ASSIGNMENT - Copy, with no pictures, the line that contains "Serialize everything readable" and each line after it down to the end of the entries below, exactly.

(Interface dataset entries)

·····

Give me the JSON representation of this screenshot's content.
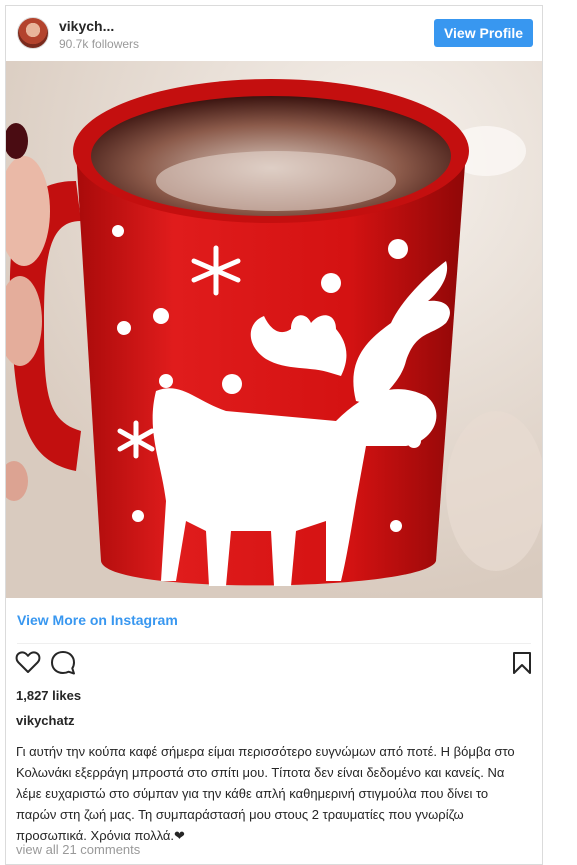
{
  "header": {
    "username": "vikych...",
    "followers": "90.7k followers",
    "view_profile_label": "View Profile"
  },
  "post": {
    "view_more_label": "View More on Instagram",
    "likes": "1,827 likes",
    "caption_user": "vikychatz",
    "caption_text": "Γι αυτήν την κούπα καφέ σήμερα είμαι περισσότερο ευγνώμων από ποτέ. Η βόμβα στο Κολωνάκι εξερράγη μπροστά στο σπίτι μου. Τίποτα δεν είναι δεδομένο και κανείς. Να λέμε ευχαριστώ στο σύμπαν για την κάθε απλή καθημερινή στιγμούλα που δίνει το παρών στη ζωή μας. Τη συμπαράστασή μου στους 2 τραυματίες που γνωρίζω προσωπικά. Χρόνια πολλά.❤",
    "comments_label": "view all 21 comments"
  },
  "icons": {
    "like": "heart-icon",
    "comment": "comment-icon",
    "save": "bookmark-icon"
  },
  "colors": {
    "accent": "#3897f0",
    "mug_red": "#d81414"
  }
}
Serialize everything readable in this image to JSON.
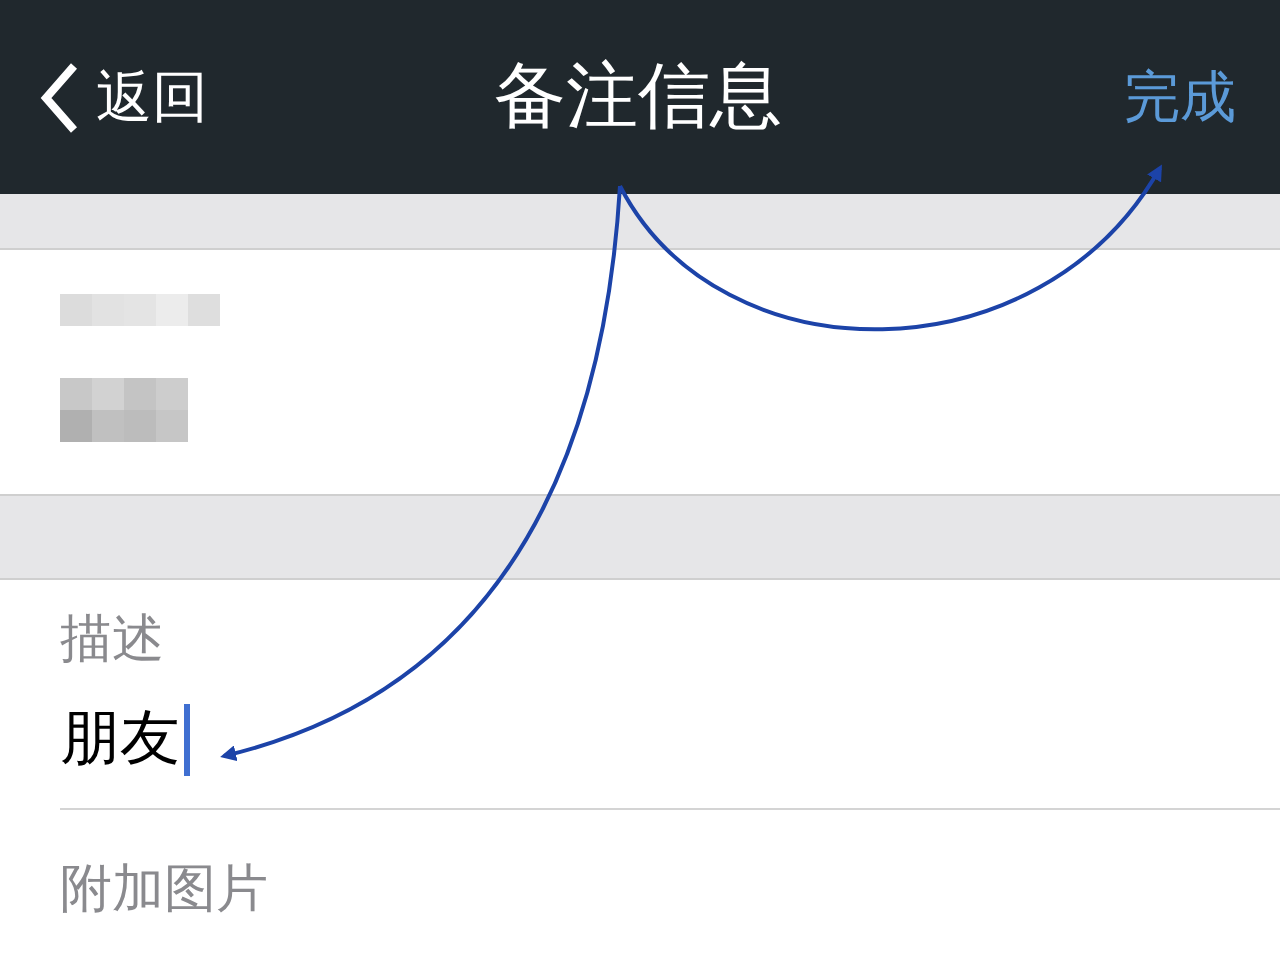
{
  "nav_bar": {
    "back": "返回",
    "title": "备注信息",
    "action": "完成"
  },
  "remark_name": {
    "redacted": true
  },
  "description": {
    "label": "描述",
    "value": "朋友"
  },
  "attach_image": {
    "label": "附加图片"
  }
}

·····

YOUR SOLUTION -
Serialize everything readable in this image to JSON.
{
  "nav_bar": {
    "back": "返回",
    "title": "备注信息",
    "action": "完成"
  },
  "remark_name": {
    "redacted": true
  },
  "description": {
    "label": "描述",
    "value": "朋友"
  },
  "attach_image": {
    "label": "附加图片"
  }
}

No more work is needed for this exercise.